General Guidelines

  • Final presentations, in the form of a slide deck, must be uploaded to the TAPPI Speaker Management system prior to the conference (unless you’ve made other arrangements with your session chairperson).
  • Have a backup of your presentation on hand, ideally on a USB key.
  • If you’re using your own laptop, set the screen resolution for optimal clarity and ensure you test your slides on the projector prior to your session.
  • Company name may be displayed on the first slide only. Trade names may be used only once.
  • If your deck contains crucial information which can stand alone, consider providing your audience with printouts that they can refer to later.
  • All presentations must be in compliance with TAPPI’s Antitrust Policy and Commercial Guidelines. Your deck will be reviewed prior to your session. Any slides that are not compliant will not be allowed in your presentation.

Tips for Creating your Slide Deck

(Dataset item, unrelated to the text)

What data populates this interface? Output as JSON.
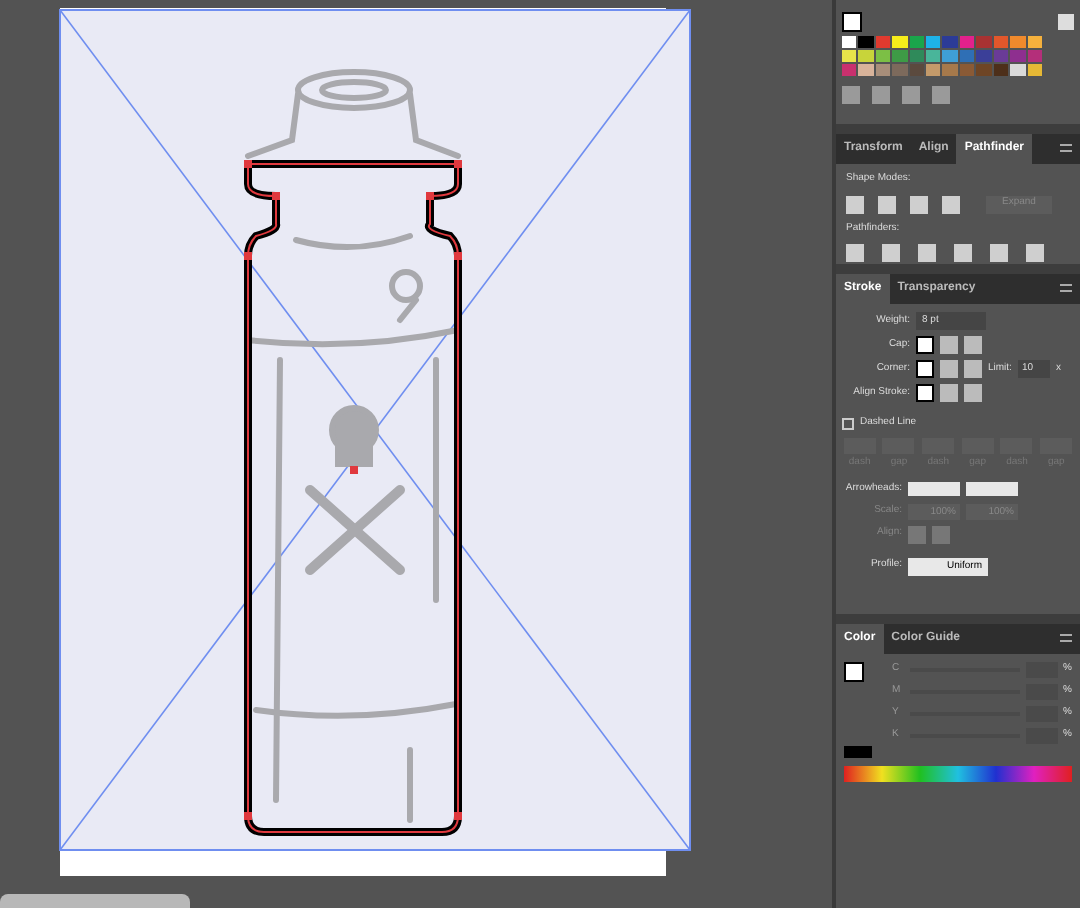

  • Consider using only images as slides, rather than text. It serves as visual support while not forcing people to read while you’re talking.
  • If you are using text, select a simple font that is clear and easy to read. Sans-serif is best for slides, and be sure to use a minimum 30 point type.
  • Use a maximum of 3 fonts per presentation. This includes different sizes, as well as bold or italic versions of the same font.
  • Limit each line to 6 words, and 6 lines to each slide. You want to use the key words that reinforce your ideas, not create complete sentences.
  • Limit your slides to a maximum of 2 per minute.
  • Think of your slides as visual support for your ideas – they should not introduce new ideas, or contain information that will distract your audience from your talk.
  • Use the conference branded template and keep a uniform background throughout your presentation. Consistency in terms of color, font and design is key.
  • Ensure there is good contrast between your background and your typeface and/or graphics.
  • Use simple graphics that are high in contrast. Avoid dense tables, charts, etc.

Tips for using Graphs & Charts

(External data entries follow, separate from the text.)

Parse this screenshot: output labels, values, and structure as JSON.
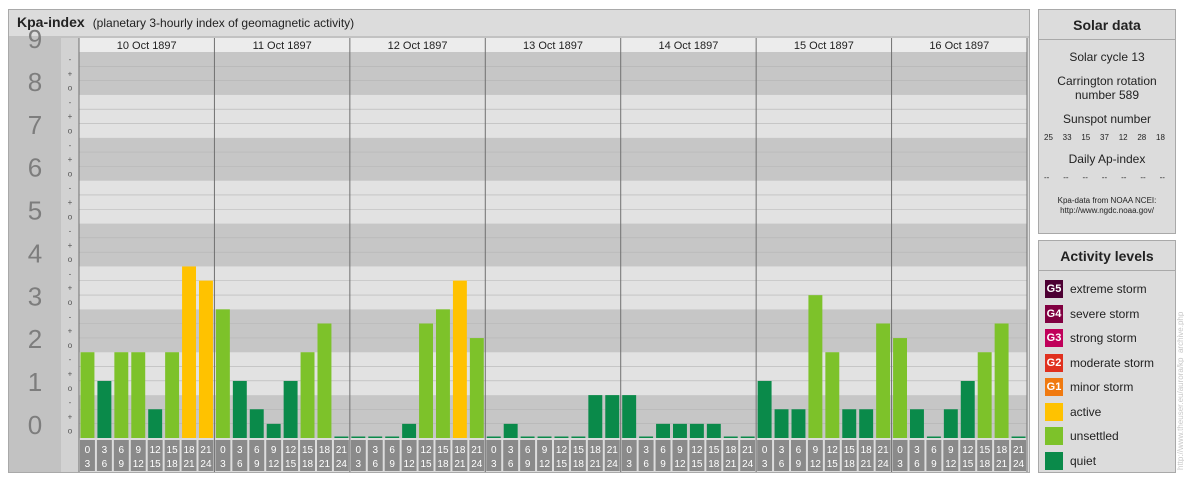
{
  "header": {
    "title": "Kpa-index",
    "subtitle": "(planetary 3-hourly index of geomagnetic activity)"
  },
  "solar": {
    "title": "Solar data",
    "cycle": "Solar cycle 13",
    "carrington_line1": "Carrington rotation",
    "carrington_line2": "number 589",
    "sunspot_label": "Sunspot number",
    "sunspot_values": [
      "25",
      "33",
      "15",
      "37",
      "12",
      "28",
      "18"
    ],
    "ap_label": "Daily Ap-index",
    "ap_values": [
      "--",
      "--",
      "--",
      "--",
      "--",
      "--",
      "--"
    ],
    "credit_line1": "Kpa-data from NOAA NCEI:",
    "credit_line2": "http://www.ngdc.noaa.gov/"
  },
  "levels": {
    "title": "Activity levels",
    "items": [
      {
        "code": "G5",
        "label": "extreme storm",
        "color": "#4d0033"
      },
      {
        "code": "G4",
        "label": "severe storm",
        "color": "#800040"
      },
      {
        "code": "G3",
        "label": "strong storm",
        "color": "#c0005a"
      },
      {
        "code": "G2",
        "label": "moderate storm",
        "color": "#e0301e"
      },
      {
        "code": "G1",
        "label": "minor storm",
        "color": "#f07a10"
      },
      {
        "code": "",
        "label": "active",
        "color": "#ffc200"
      },
      {
        "code": "",
        "label": "unsettled",
        "color": "#7dc22a"
      },
      {
        "code": "",
        "label": "quiet",
        "color": "#0a8a4a"
      }
    ]
  },
  "watermark": "http://www.theuser.eu/aurora/kp_archive.php",
  "chart_data": {
    "type": "bar",
    "title": "Kpa-index",
    "ylim": [
      0,
      9
    ],
    "y_ticks": [
      "0",
      "1",
      "2",
      "3",
      "4",
      "5",
      "6",
      "7",
      "8",
      "9"
    ],
    "minor_marks": [
      "o",
      "+",
      "-"
    ],
    "interval_start_labels": [
      "0",
      "3",
      "6",
      "9",
      "12",
      "15",
      "18",
      "21"
    ],
    "interval_end_labels": [
      "3",
      "6",
      "9",
      "12",
      "15",
      "18",
      "21",
      "24"
    ],
    "colors": {
      "quiet": "#0a8a4a",
      "unsettled": "#7dc22a",
      "active": "#ffc200"
    },
    "days": [
      {
        "date": "10 Oct 1897",
        "values": [
          2.0,
          1.33,
          2.0,
          2.0,
          0.67,
          2.0,
          4.0,
          3.67
        ]
      },
      {
        "date": "11 Oct 1897",
        "values": [
          3.0,
          1.33,
          0.67,
          0.33,
          1.33,
          2.0,
          2.67,
          0.0
        ]
      },
      {
        "date": "12 Oct 1897",
        "values": [
          0.0,
          0.0,
          0.0,
          0.33,
          2.67,
          3.0,
          3.67,
          2.33
        ]
      },
      {
        "date": "13 Oct 1897",
        "values": [
          0.0,
          0.33,
          0.0,
          0.0,
          0.0,
          0.0,
          1.0,
          1.0
        ]
      },
      {
        "date": "14 Oct 1897",
        "values": [
          1.0,
          0.0,
          0.33,
          0.33,
          0.33,
          0.33,
          0.0,
          0.0
        ]
      },
      {
        "date": "15 Oct 1897",
        "values": [
          1.33,
          0.67,
          0.67,
          3.33,
          2.0,
          0.67,
          0.67,
          2.67
        ]
      },
      {
        "date": "16 Oct 1897",
        "values": [
          2.33,
          0.67,
          0.0,
          0.67,
          1.33,
          2.0,
          2.67,
          0.0
        ]
      }
    ]
  }
}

  • Graphs and charts should contain at least 2 different, high contrast colors. Use different colors, not shading, to denote graph data.
  • Always include a legend for charts so that your audience will have all the visual information available at a glance.
  • Select the appropriate chart for your data. Bar and pie charts are easier to read, but sometimes line charts are necessary. In those cases, ensure your lines are well contrasted and easy to follow. (Note: It may be better to use solid/dashed/dotted lines for a chart rather than different colors. Always test your charts before making a final decision.)


Paper Technology Foundation at Western Michigan University